> _WHAT TO DO_:
Some lines in the entries contain the word "Allow". Copy all of them.
··· RECORD EXTRACTS
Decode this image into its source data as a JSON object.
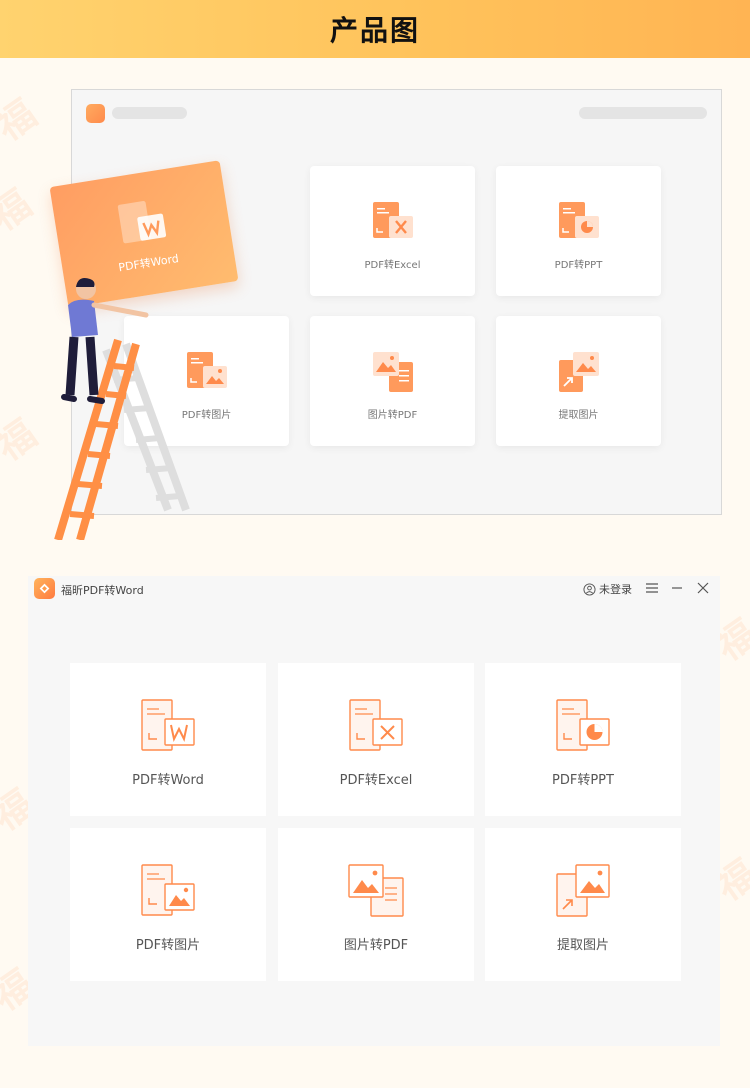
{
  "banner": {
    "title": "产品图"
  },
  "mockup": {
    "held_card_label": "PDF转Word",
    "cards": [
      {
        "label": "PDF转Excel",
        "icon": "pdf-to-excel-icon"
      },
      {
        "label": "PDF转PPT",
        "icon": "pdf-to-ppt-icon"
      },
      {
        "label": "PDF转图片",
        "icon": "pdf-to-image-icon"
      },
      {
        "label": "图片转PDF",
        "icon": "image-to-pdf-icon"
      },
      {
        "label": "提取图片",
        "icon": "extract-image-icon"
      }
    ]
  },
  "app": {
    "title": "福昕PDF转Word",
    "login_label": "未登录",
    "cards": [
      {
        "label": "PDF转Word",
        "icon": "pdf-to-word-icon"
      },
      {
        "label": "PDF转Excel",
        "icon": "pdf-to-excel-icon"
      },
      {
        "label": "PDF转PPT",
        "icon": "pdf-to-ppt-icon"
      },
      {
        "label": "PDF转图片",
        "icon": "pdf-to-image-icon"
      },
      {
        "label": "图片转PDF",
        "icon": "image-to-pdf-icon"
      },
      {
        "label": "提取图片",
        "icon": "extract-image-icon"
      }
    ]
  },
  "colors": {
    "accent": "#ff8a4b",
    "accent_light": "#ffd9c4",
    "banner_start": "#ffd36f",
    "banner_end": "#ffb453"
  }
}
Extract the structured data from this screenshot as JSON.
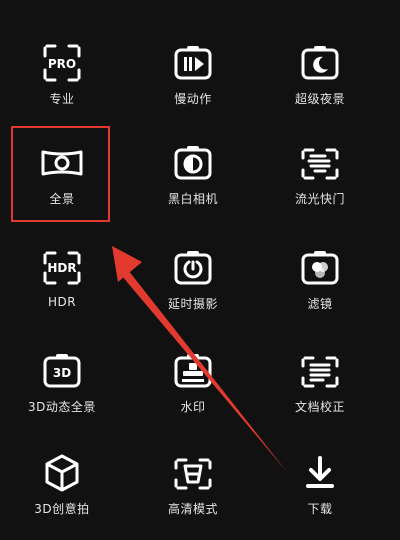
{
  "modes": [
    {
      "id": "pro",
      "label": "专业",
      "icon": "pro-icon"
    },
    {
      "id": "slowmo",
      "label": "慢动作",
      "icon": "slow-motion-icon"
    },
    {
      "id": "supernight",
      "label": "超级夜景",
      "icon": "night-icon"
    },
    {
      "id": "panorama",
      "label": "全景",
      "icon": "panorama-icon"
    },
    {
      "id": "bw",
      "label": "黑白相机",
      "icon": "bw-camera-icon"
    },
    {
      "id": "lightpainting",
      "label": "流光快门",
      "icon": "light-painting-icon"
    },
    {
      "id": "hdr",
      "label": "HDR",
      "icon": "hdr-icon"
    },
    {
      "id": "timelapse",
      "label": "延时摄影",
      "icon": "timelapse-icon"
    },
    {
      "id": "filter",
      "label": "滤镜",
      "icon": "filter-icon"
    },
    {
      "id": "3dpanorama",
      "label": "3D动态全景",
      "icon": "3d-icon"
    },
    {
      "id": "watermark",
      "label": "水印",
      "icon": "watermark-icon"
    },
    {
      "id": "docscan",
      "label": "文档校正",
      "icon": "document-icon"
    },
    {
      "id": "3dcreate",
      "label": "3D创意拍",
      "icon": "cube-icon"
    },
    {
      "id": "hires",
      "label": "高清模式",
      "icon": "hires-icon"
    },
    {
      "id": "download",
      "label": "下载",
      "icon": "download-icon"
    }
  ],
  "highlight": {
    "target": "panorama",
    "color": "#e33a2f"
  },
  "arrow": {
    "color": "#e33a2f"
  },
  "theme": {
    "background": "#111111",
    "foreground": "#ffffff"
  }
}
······
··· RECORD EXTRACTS
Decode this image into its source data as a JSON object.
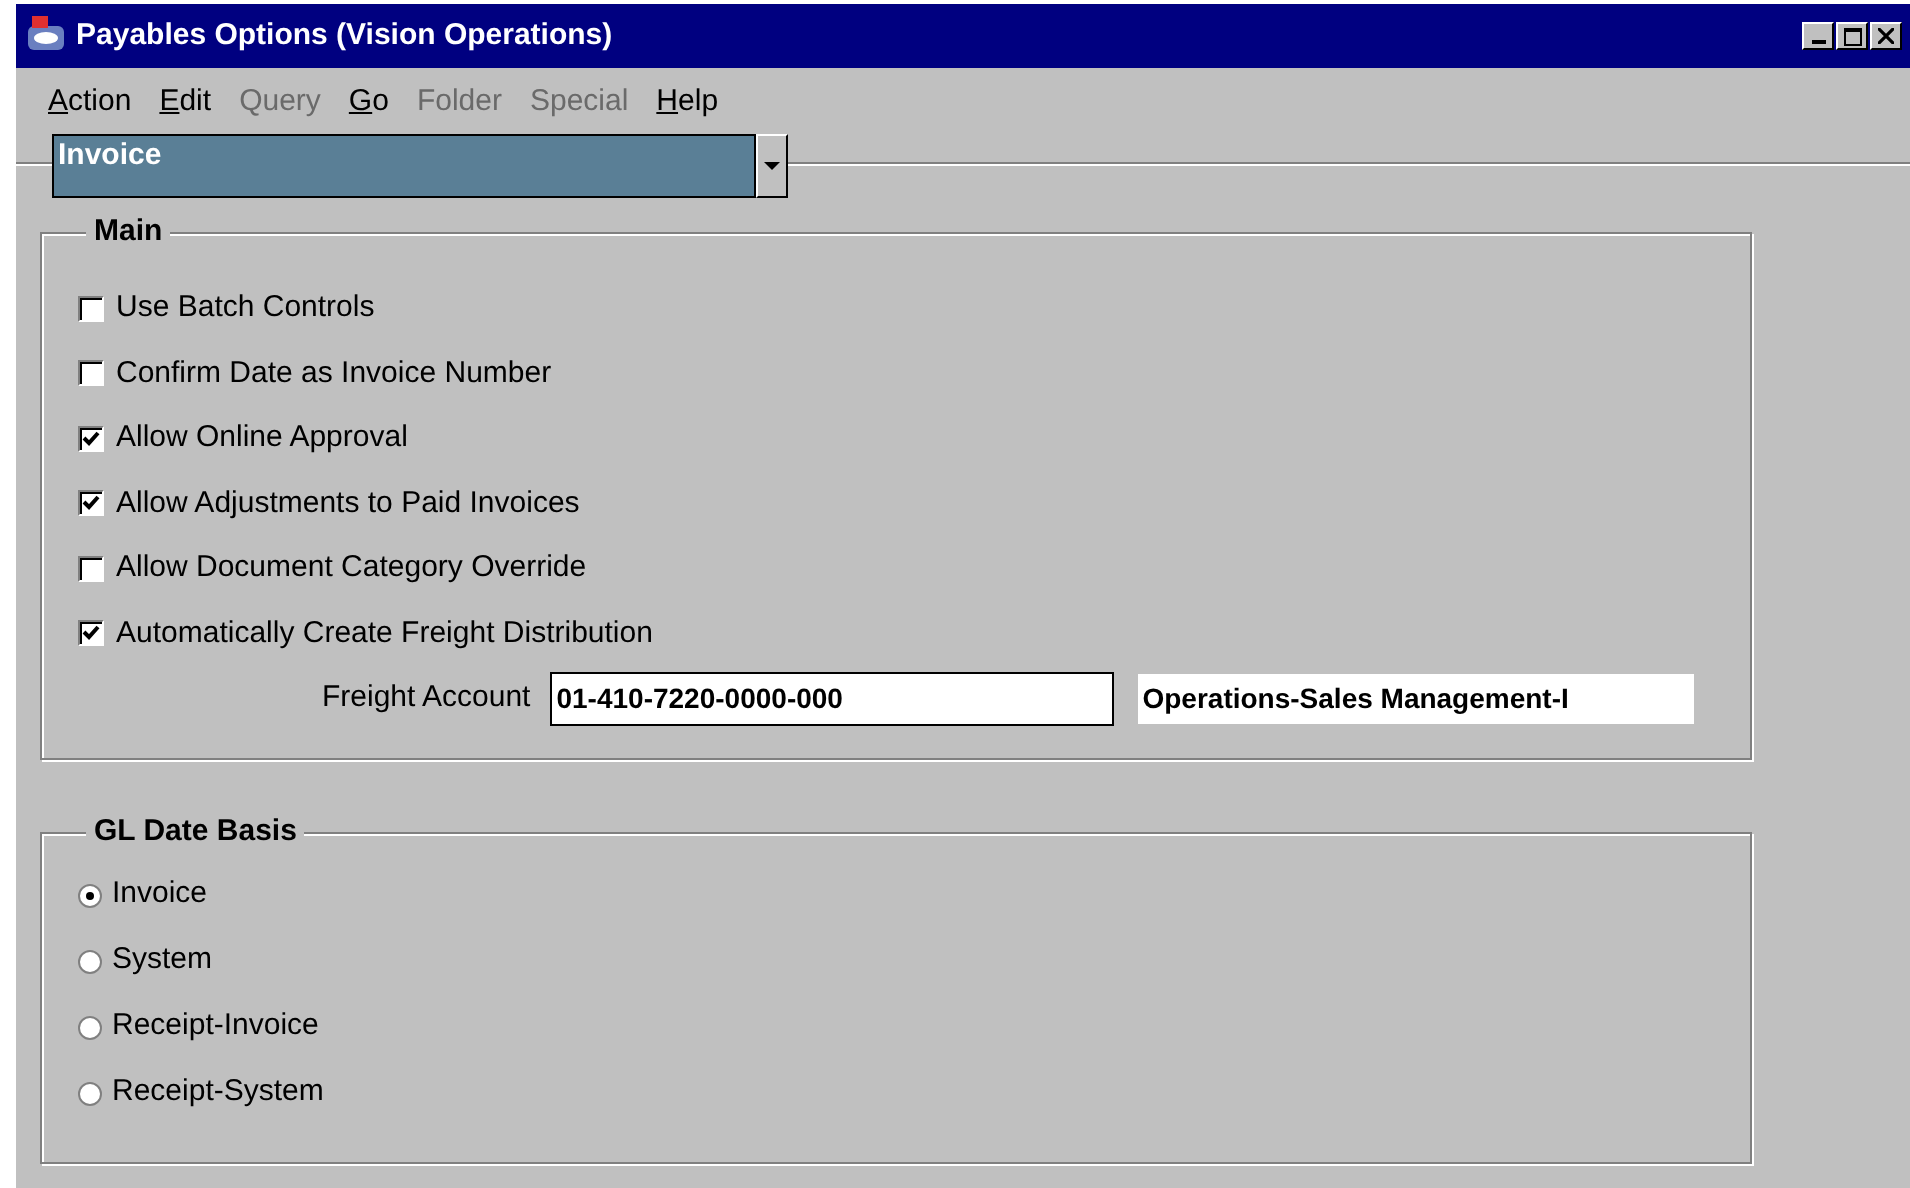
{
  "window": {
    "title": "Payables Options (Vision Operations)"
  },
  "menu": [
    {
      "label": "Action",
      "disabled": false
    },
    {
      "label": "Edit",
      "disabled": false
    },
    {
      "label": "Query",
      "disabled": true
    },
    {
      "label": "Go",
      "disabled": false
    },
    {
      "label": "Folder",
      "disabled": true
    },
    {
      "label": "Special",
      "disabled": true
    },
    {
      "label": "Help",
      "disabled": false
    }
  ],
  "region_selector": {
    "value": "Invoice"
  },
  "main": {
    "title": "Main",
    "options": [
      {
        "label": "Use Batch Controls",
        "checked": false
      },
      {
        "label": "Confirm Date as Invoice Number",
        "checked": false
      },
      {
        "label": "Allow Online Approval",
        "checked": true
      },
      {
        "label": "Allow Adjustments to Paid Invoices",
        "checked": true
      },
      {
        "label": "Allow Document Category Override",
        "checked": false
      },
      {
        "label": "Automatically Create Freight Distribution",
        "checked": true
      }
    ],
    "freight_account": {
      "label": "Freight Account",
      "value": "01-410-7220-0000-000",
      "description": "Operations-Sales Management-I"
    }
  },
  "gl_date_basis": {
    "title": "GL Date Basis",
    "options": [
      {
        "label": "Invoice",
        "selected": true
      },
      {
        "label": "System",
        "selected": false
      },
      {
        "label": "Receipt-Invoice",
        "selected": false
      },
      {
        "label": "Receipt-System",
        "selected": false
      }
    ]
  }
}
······
> _ANSWER_:
        "label": "Allow Online Approval",
        "label": "Allow Adjustments to Paid Invoices",
        "label": "Allow Document Category Override",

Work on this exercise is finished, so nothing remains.